- **Task item**
Where does "icon" appear in the data? Return each line that holds it.

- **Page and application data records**

....................

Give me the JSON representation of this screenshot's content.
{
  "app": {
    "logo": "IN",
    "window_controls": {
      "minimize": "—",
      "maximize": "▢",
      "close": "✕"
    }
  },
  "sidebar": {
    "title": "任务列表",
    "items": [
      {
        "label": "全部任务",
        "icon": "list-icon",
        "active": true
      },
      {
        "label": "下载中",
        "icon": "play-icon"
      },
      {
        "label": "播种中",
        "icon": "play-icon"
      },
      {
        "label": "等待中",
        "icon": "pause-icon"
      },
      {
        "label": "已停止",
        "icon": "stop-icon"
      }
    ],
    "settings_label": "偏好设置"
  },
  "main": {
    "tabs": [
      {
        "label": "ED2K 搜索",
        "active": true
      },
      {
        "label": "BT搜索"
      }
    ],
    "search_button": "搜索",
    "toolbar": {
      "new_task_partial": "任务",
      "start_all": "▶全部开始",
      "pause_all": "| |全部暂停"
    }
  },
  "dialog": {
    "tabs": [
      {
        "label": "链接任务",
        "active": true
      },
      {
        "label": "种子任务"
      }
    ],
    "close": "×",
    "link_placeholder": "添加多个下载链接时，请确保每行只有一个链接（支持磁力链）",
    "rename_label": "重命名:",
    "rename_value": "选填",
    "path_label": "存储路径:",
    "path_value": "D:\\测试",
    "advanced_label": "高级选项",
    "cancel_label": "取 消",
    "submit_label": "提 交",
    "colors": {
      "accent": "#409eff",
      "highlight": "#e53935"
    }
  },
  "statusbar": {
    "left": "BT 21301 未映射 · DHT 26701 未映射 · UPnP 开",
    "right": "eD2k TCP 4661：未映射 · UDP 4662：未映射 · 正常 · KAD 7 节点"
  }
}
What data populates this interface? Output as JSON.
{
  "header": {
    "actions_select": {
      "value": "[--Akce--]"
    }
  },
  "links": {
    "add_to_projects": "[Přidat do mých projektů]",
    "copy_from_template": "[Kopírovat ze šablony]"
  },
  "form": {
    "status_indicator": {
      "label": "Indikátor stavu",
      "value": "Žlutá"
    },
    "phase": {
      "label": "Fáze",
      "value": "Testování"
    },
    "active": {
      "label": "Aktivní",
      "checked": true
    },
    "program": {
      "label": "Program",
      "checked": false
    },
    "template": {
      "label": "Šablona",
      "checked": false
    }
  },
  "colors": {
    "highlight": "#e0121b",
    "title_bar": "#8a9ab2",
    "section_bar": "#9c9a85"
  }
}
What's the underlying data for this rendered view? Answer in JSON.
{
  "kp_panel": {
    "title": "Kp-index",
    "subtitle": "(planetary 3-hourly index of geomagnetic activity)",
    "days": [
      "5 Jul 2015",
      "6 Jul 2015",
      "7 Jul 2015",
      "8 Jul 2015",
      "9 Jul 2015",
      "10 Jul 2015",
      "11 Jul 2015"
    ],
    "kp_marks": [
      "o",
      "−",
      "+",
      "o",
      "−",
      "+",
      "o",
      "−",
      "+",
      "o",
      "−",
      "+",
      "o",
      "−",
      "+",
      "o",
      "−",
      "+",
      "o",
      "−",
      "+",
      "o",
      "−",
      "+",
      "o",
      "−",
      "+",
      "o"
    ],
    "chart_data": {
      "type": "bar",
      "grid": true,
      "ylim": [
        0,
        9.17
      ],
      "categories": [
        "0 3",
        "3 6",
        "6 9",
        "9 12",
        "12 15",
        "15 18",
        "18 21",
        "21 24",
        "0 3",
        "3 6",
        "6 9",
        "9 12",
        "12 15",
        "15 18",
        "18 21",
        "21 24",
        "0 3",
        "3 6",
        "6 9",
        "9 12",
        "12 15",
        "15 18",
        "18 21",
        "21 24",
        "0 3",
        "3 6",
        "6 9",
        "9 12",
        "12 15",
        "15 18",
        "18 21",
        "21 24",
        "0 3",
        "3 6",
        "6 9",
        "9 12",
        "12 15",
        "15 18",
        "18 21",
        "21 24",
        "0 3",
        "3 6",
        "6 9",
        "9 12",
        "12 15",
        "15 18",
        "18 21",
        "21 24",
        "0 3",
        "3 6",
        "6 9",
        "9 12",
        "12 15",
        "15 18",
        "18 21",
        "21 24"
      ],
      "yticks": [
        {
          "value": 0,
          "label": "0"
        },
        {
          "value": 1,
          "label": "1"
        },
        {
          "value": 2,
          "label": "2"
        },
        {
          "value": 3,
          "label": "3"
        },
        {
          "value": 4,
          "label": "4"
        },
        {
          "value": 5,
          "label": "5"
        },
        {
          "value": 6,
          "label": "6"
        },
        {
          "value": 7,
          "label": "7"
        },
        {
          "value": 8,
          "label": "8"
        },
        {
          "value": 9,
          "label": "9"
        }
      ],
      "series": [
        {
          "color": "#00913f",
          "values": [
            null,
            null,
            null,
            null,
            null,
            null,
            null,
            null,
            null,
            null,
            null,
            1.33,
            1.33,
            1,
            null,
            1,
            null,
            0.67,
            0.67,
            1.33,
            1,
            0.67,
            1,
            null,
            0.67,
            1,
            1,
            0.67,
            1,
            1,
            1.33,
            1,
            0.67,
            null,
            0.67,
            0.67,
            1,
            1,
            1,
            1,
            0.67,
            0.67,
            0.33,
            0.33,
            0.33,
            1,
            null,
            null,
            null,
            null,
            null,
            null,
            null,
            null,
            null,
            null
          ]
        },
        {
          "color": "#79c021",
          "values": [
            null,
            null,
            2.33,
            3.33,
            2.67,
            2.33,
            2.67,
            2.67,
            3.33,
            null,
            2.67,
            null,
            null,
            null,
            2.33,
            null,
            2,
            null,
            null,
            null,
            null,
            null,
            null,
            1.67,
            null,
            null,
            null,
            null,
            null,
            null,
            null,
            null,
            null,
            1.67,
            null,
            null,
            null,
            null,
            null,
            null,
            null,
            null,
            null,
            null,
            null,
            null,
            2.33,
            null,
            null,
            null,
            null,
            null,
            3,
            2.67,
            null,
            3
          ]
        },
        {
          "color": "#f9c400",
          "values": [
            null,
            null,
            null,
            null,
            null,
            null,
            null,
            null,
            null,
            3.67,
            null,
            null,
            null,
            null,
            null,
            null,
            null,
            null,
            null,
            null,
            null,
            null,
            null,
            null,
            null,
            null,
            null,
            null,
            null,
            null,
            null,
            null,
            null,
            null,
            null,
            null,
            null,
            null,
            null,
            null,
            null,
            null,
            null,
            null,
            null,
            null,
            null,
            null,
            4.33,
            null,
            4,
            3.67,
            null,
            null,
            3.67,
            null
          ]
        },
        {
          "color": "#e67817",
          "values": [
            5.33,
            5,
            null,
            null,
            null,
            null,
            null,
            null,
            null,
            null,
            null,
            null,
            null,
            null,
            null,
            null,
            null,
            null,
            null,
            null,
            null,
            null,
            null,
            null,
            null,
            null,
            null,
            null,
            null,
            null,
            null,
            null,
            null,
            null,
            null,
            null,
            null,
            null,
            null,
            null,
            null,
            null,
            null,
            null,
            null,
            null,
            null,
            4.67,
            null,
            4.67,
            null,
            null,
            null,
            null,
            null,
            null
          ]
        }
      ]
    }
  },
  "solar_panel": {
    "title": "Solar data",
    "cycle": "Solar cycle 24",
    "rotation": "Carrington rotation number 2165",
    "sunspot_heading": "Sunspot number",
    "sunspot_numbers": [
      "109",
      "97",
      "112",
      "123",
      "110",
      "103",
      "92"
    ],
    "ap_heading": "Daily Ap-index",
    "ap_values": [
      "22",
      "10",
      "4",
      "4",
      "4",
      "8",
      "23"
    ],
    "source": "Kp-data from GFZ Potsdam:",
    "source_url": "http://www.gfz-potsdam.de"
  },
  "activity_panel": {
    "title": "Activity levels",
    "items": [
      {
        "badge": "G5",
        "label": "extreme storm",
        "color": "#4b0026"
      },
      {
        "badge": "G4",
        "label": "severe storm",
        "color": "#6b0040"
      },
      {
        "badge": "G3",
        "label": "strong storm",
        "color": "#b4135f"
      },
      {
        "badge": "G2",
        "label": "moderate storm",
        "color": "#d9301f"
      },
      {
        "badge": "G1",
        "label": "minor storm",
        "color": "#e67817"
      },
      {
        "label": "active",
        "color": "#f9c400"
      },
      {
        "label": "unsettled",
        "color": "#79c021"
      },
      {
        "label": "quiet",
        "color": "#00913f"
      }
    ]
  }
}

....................

- **Solution to this exercise**
        "icon": "list-icon",
        "icon": "play-icon"
        "icon": "play-icon"
        "icon": "pause-icon"
        "icon": "stop-icon"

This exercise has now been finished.